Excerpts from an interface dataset
* * * *
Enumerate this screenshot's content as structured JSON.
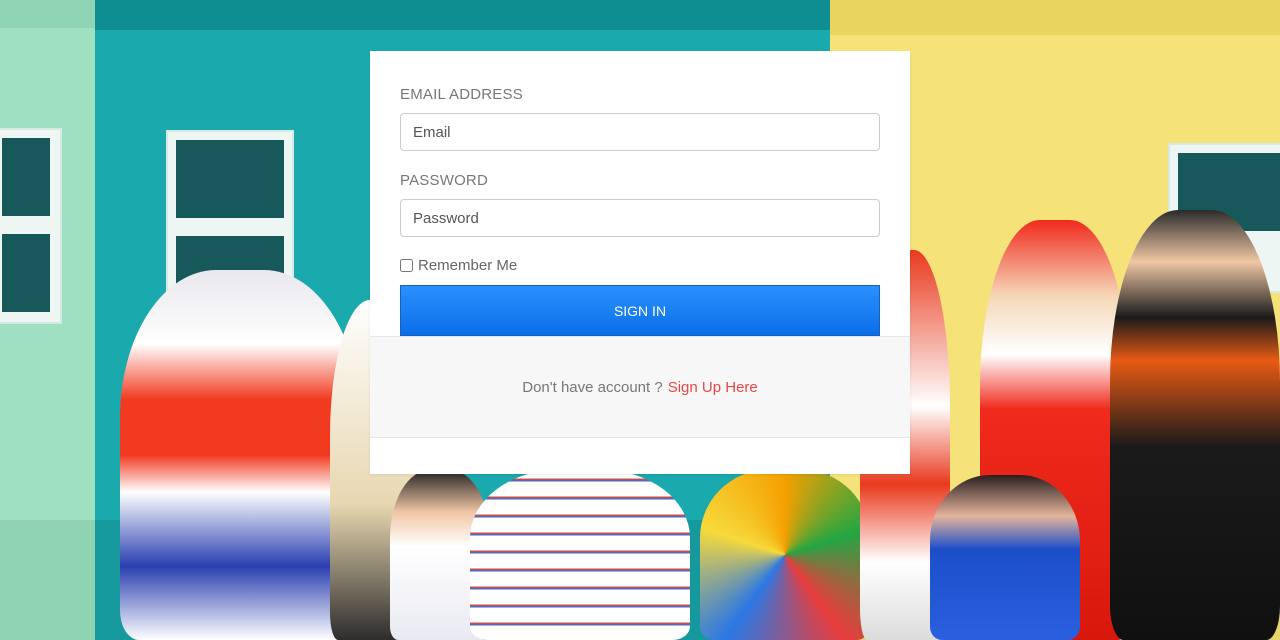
{
  "login": {
    "email_label": "EMAIL ADDRESS",
    "email_placeholder": "Email",
    "password_label": "PASSWORD",
    "password_placeholder": "Password",
    "remember_label": "Remember Me",
    "remember_checked": false,
    "signin_label": "SIGN IN"
  },
  "footer": {
    "prompt": "Don't have account ?",
    "signup_link": "Sign Up Here"
  },
  "background": {
    "description_colors": {
      "green_wall": "#9fe0c2",
      "teal_wall": "#1aa9ad",
      "yellow_wall": "#f5e37a"
    }
  },
  "colors": {
    "button": "#1a80f5",
    "link": "#e84646",
    "label": "#777777"
  }
}
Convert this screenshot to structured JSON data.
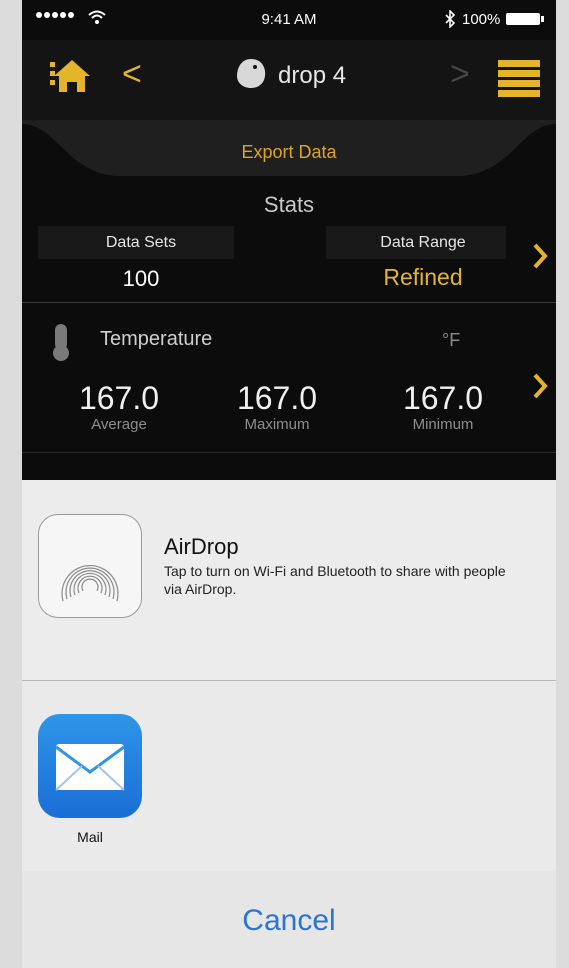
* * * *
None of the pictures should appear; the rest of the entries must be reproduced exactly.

Enumerate this screenshot's content as structured JSON.
{
  "login": {
    "email_label": "EMAIL ADDRESS",
    "email_placeholder": "Email",
    "password_label": "PASSWORD",
    "password_placeholder": "Password",
    "remember_label": "Remember Me",
    "remember_checked": false,
    "signin_label": "SIGN IN"
  },
  "footer": {
    "prompt": "Don't have account ?",
    "signup_link": "Sign Up Here"
  },
  "background": {
    "description_colors": {
      "green_wall": "#9fe0c2",
      "teal_wall": "#1aa9ad",
      "yellow_wall": "#f5e37a"
    }
  },
  "colors": {
    "button": "#1a80f5",
    "link": "#e84646",
    "label": "#777777"
  }
}
Convert this screenshot to structured JSON data.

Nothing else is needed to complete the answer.